'Delivering Public Services That Work' is the latest book on using systems thinking in a public service context by John Seddon and his team at Vanguard.
John Seddon is a big critic of the Whitehall-inspired initiatives, backed up by think-tanks, consultants, lobbyists and politicians. The top down ideas-factory driven by ideology rather than common sense. As he describes it, present anyone in this ideas-factory with evidence of solutions being delivered on the ground and you're met by: "very interesting, but I have an unproven idea that I believe will work better". The end result is £millions wasted on crazy schemes, that only make the consultants who drive them richer, at the expense of service delivery.
His 2008 book 'Systems Thinking in the Public Sector" is one of those books that screams common sense at you. I found myself saying "I have seen that" on almost every page. His case studies, particularly on Housing Benefit, illustrate how systems all too commonly simply generate 'failure demand' - work generated because the system doesn't work. You see it so often in call centres and shared services where failure is just passed around. He argues instead that what has to happen is for the right service to be given to the right person first time. It's cheaper, public satisfaction rises and staff morale improves because they are starting and finishing the job. Not getting grief for the failure.
This new book, edited by Charlotte Pell, brings together a number of new case studies to illustrate the approach. Police, hospitals and local authorities engaging those who have real knowledge and experience of the service to design sensible systems. Putting staff back in charge, or as Pell puts it, "someone who has the authority and expertise to understand what is going on and treat customers as human beings, not as individual transactions".
John Seddon's chapter in the book entitled 'Shared Services - A No Brainer?' - should be compulsory reading for those wedded to this approach. Particularly those in Scotland who have already wasted taxpayer cash finding out that this doesn't work. He is very critical of the industrialisation inherent in shared services, arguing for, "a better approach: placing the human expertise required to solve peoples problems at the place where they meet the service provider, usually locally".

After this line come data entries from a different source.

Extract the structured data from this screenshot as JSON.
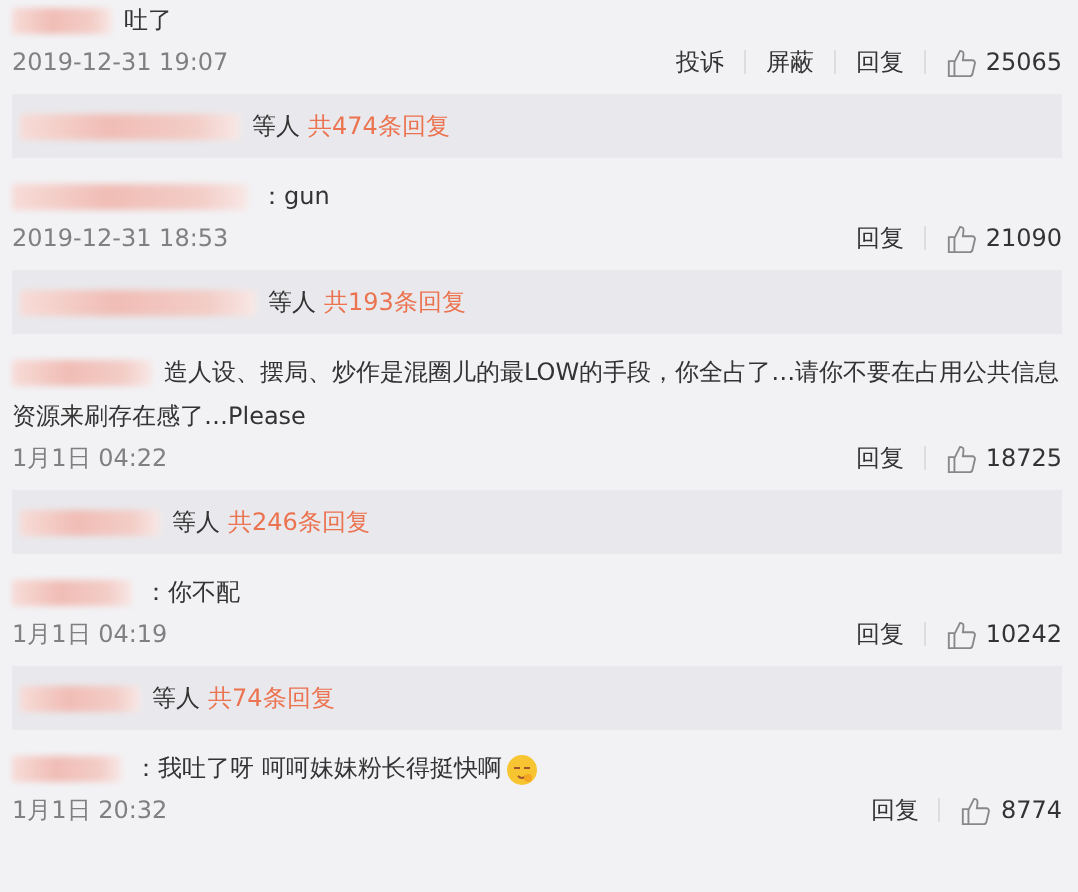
{
  "comments": [
    {
      "text": "吐了",
      "time": "2019-12-31 19:07",
      "actions": [
        "投诉",
        "屏蔽",
        "回复"
      ],
      "likes": "25065",
      "emoji": false,
      "replies": {
        "suffix": "等人",
        "count": "共474条回复"
      }
    },
    {
      "text": "：gun",
      "time": "2019-12-31 18:53",
      "actions": [
        "回复"
      ],
      "likes": "21090",
      "emoji": false,
      "replies": {
        "suffix": "等人",
        "count": "共193条回复"
      }
    },
    {
      "text": "造人设、摆局、炒作是混圈儿的最LOW的手段，你全占了…请你不要在占用公共信息资源来刷存在感了…Please",
      "time": "1月1日 04:22",
      "actions": [
        "回复"
      ],
      "likes": "18725",
      "emoji": false,
      "replies": {
        "suffix": "等人",
        "count": "共246条回复"
      }
    },
    {
      "text": "：你不配",
      "time": "1月1日 04:19",
      "actions": [
        "回复"
      ],
      "likes": "10242",
      "emoji": false,
      "replies": {
        "suffix": "等人",
        "count": "共74条回复"
      }
    },
    {
      "text": "：我吐了呀  呵呵妹妹粉长得挺快啊",
      "time": "1月1日 20:32",
      "actions": [
        "回复"
      ],
      "likes": "8774",
      "emoji": true
    }
  ]
}
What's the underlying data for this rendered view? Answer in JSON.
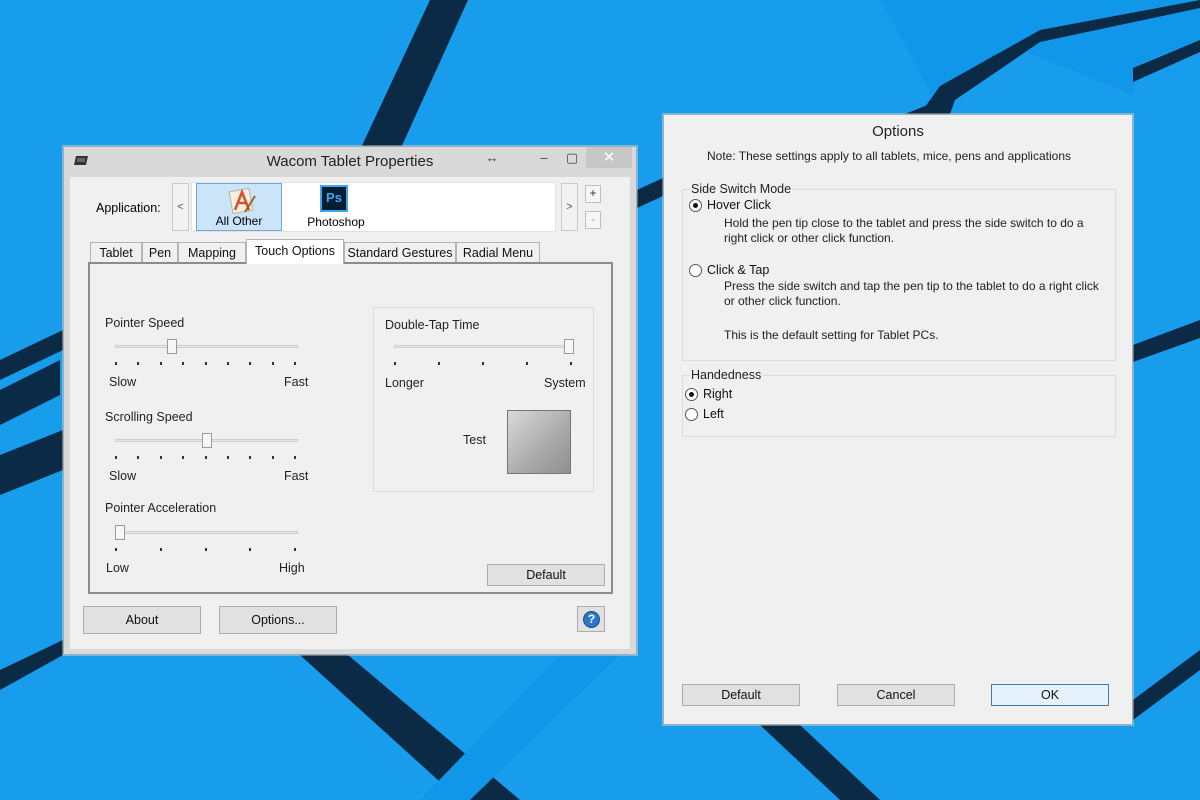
{
  "wacom": {
    "title": "Wacom Tablet Properties",
    "application_label": "Application:",
    "prev_arrow": "<",
    "next_arrow": ">",
    "add_button": "+",
    "remove_button": "-",
    "apps": [
      {
        "label": "All Other",
        "icon": "all-other-app-icon",
        "selected": true
      },
      {
        "label": "Photoshop",
        "icon": "photoshop-app-icon",
        "icon_text": "Ps",
        "selected": false
      }
    ],
    "tabs": [
      {
        "label": "Tablet",
        "active": false
      },
      {
        "label": "Pen",
        "active": false
      },
      {
        "label": "Mapping",
        "active": false
      },
      {
        "label": "Touch Options",
        "active": true
      },
      {
        "label": "Standard Gestures",
        "active": false
      },
      {
        "label": "Radial Menu",
        "active": false
      }
    ],
    "touch_options": {
      "pointer_speed": {
        "label": "Pointer Speed",
        "min_label": "Slow",
        "max_label": "Fast",
        "ticks": 9,
        "level": 0.3
      },
      "scrolling_speed": {
        "label": "Scrolling Speed",
        "min_label": "Slow",
        "max_label": "Fast",
        "ticks": 9,
        "level": 0.5
      },
      "pointer_acceleration": {
        "label": "Pointer Acceleration",
        "min_label": "Low",
        "max_label": "High",
        "ticks": 5,
        "level": 0.0
      },
      "double_tap_time": {
        "label": "Double-Tap Time",
        "min_label": "Longer",
        "max_label": "System",
        "ticks": 5,
        "level": 1.0
      },
      "test_label": "Test",
      "default_button": "Default"
    },
    "about_button": "About",
    "options_button": "Options...",
    "help_button": "?"
  },
  "options": {
    "title": "Options",
    "note": "Note: These settings apply to all tablets, mice, pens and applications",
    "side_switch": {
      "legend": "Side Switch Mode",
      "hover_click": {
        "label": "Hover Click",
        "selected": true,
        "desc_line1": "Hold the pen tip close to the tablet and press the side switch to do a",
        "desc_line2": "right click or other click function."
      },
      "click_tap": {
        "label": "Click & Tap",
        "selected": false,
        "desc_line1": "Press the side switch and tap the pen tip to the tablet to do a right click",
        "desc_line2": "or other click function.",
        "desc_line3": "This is the default setting for Tablet PCs."
      }
    },
    "handedness": {
      "legend": "Handedness",
      "right": {
        "label": "Right",
        "selected": true
      },
      "left": {
        "label": "Left",
        "selected": false
      }
    },
    "default_button": "Default",
    "cancel_button": "Cancel",
    "ok_button": "OK"
  }
}
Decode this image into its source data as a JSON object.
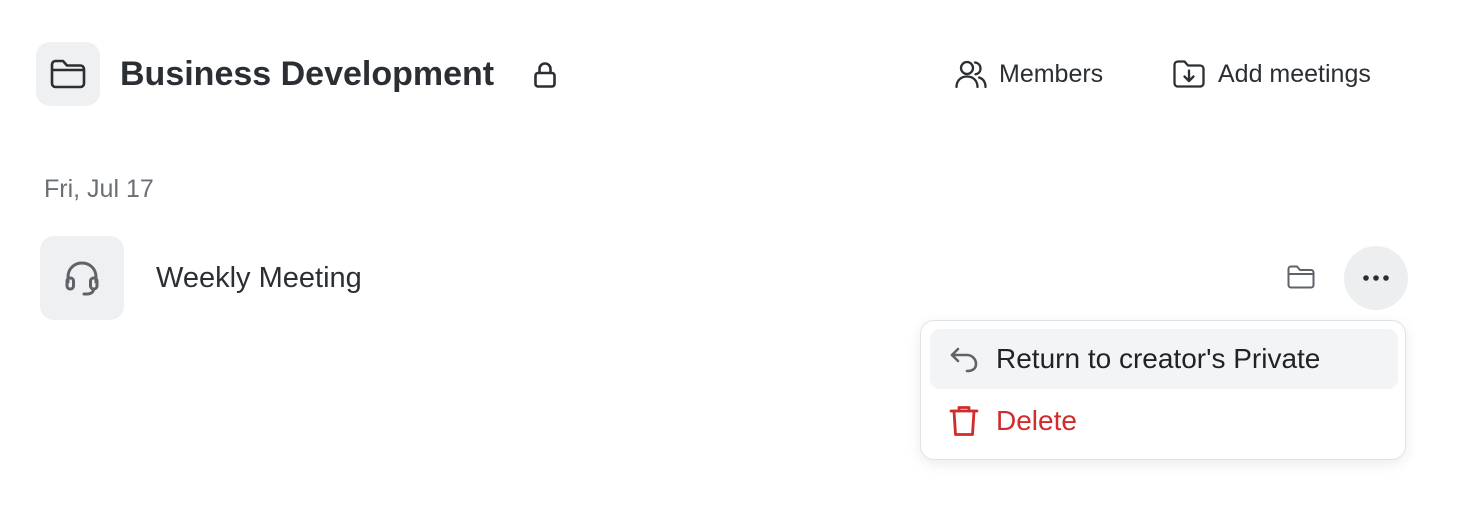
{
  "header": {
    "title": "Business Development",
    "members_label": "Members",
    "add_meetings_label": "Add meetings"
  },
  "section": {
    "date": "Fri, Jul 17"
  },
  "meeting": {
    "title": "Weekly Meeting"
  },
  "menu": {
    "return_label": "Return to creator's Private",
    "delete_label": "Delete"
  },
  "colors": {
    "badge_bg": "#eef0f2",
    "text": "#2b2f33",
    "muted": "#6a6f75",
    "danger": "#d12b2b",
    "highlight_bg": "#f3f4f5"
  },
  "icons": {
    "folder_badge": "folder-icon",
    "lock": "lock-icon",
    "members": "users-icon",
    "add_meetings": "folder-download-icon",
    "meeting": "headset-icon",
    "row_folder": "folder-icon",
    "more": "more-horizontal-icon",
    "return": "undo-arrow-icon",
    "delete": "trash-icon"
  }
}
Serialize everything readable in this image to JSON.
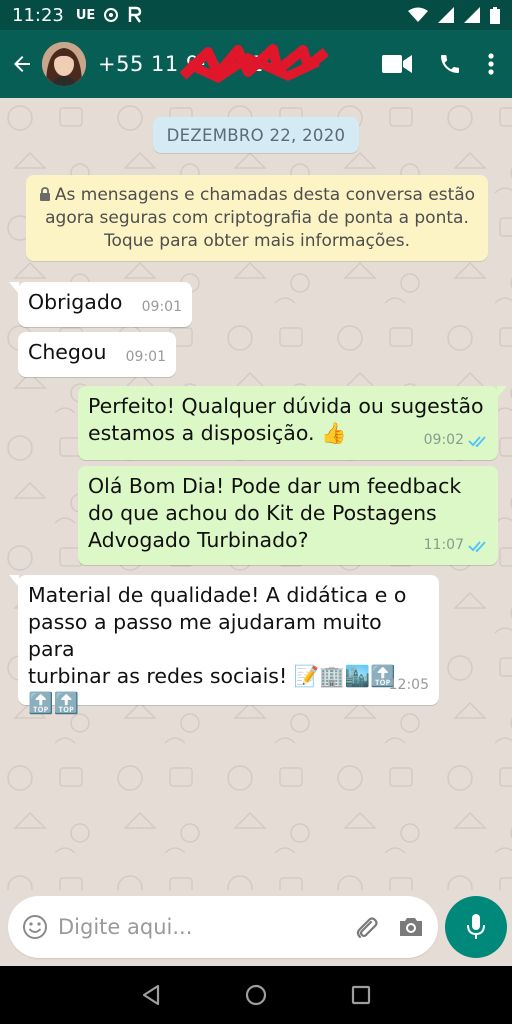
{
  "status_bar": {
    "time": "11:23",
    "carrier_tag": "UE"
  },
  "header": {
    "contact_name": "+55 11 9·······12",
    "actions": [
      "video-call",
      "voice-call",
      "more-options"
    ]
  },
  "chat": {
    "date_label": "DEZEMBRO 22, 2020",
    "encryption_notice": "As mensagens e chamadas desta conversa estão agora seguras com criptografia de ponta a ponta. Toque para obter mais informações.",
    "messages": [
      {
        "direction": "in",
        "text": "Obrigado",
        "time": "09:01"
      },
      {
        "direction": "in",
        "text": "Chegou",
        "time": "09:01"
      },
      {
        "direction": "out",
        "text": "Perfeito! Qualquer dúvida ou sugestão\nestamos a disposição. 👍",
        "time": "09:02",
        "status": "read"
      },
      {
        "direction": "out",
        "text": "Olá Bom Dia! Pode dar um feedback\ndo que achou do Kit de Postagens\nAdvogado Turbinado?",
        "time": "11:07",
        "status": "read"
      },
      {
        "direction": "in",
        "text": "Material de qualidade! A didática e o\npasso a passo me ajudaram muito para\nturbinar as redes sociais! 📝🏢🏙️🔝\n🔝🔝",
        "time": "12:05"
      }
    ]
  },
  "composer": {
    "placeholder": "Digite aqui..."
  },
  "colors": {
    "header": "#075e54",
    "status_bar": "#054d44",
    "outgoing_bubble": "#dcf8c6",
    "incoming_bubble": "#ffffff",
    "chat_background": "#e5ddd5",
    "mic_button": "#00897b",
    "read_ticks": "#4fc3f7"
  }
}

This approach fits in much better with the Scottish model of public service delivery. It is reflected in our own recent joint publication with APSE 'The Front Line Starts Here'. Designing services from the bottom up was also championed by the Christie Commission. However, it is not yet fully understood by many public service managers and politicians whose first reaction to change is to grab a consultant from the ideas-factory school of thought. My advice is to read this book - you will certainly learn about a better way to organise public services.